I for one stopped trying to “convert” people when I left my evangelicalism behind 10 years ago now. When I stopped being religious, I stopped considering debate futile if at the end of it the other person did not convert to my religion. I don’t need the people I debate with to become atheists or to adopt any of my other positions in order to be satisfied with a philosophical argument. Of course, in the midst of debate, I argue as vigorously and persuasively as I can in order ideally to have this effect or to be shown in what ways I am wrong. I always use the strongest arguments I have (or those most fit for my particular interlocutor or our topic) and I hope either to have the strongest influence I can or to discover the weaknesses in those arguments so that they will be stronger next time. But when the argument is over, I leave it behind. It’s over. It’s not a win or a loss based on any particular measure besides, “did I pursue the truth and agreement as best as I could through that exchange?” That’s all that matters in arguments.

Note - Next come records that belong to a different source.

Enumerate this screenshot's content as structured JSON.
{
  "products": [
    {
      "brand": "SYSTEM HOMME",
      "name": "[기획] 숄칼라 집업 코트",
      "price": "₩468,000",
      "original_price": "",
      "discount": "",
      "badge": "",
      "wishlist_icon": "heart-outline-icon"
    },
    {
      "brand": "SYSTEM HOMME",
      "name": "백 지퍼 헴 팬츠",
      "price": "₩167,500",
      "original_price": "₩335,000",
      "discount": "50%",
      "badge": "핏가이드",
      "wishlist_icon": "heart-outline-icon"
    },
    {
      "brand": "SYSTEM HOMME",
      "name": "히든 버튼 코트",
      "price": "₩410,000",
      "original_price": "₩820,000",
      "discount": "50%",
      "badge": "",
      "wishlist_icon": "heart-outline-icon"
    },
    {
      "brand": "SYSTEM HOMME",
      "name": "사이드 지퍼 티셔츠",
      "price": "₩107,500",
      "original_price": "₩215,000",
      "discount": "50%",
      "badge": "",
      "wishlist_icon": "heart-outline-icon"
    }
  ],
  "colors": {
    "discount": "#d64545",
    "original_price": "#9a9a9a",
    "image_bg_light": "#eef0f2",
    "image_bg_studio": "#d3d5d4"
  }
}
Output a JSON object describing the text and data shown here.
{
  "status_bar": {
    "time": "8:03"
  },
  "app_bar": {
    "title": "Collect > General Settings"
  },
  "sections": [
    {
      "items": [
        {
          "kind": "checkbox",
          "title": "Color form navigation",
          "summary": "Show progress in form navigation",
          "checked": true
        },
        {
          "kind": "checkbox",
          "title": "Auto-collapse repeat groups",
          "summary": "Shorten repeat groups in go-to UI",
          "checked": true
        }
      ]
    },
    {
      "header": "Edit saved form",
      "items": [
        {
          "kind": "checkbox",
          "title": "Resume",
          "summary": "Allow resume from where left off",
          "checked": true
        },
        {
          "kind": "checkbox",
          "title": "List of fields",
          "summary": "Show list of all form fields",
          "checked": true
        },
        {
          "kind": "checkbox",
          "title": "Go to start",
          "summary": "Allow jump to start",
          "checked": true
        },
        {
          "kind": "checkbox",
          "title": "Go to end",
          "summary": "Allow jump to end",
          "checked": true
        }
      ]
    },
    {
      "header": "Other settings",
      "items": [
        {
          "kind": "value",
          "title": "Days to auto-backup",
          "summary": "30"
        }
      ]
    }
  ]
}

The reason I say that is that, unlike an evangelical out to win souls, I do not have anywhere near the hubris to believe that I am personally in the business of fixing or saving people’s souls. I am not deluded enough to think that in the space of a conversation, or even in most series of conversations, that people can correct their entire conceptions of the world. I might even be suspicious of any one who was that quickly swayed and question myself to make sure I did not use any unnecessarily manipulative tactics!
People’s intellectual, emotional, spiritual, social, psychological journeys take their entire lifetimes and never complete until they arbitrarily stop at death. In the daily grind of daily debates, all that matters to me from a social standpoint is that those with whom I debate and I are advancing each other’s thinking. All that matters to me is that they have to confront my reasons and I have to confront theirs. All I can contribute is ideas and arguments for them. It is up to them to be affected however they are going to be affected. That’s none of my business, honestly. That’s personal to them.
And the philosophical questions I pursue relentlessly matter. I do not mind my reputation among my friends and peers for indefatigably pursuing philosophical questions even at our parties. And so far I know of not one single Finckean I’ve created through all my efforts. I’ve not even been responsible for the creation of a single atheist I know of. But I’m quite sure that I’ve wasted almost nobody’s time and no one’s ever wasted mine through these debates. They each have the possibility of impact far beyond what anyone can guess over time. You never know what will stick with someone or how it will affect their beliefs, attitudes, and actions and how these will affect others. You’ll never know how to measure all the moderations of positions and all the preventions of extremism you may accomplish.
Over time entire cultures transform their thinking in no small part through these daily exchanges. We cannot underestimate the importance of each single positive influence in the process. Because they add up. Just as it is foolish to assume that your one vote in an election with 100 million votes is irrelevant, it is foolish to think that your voice out of billions means nothing. Votes and voices add up. So use yours.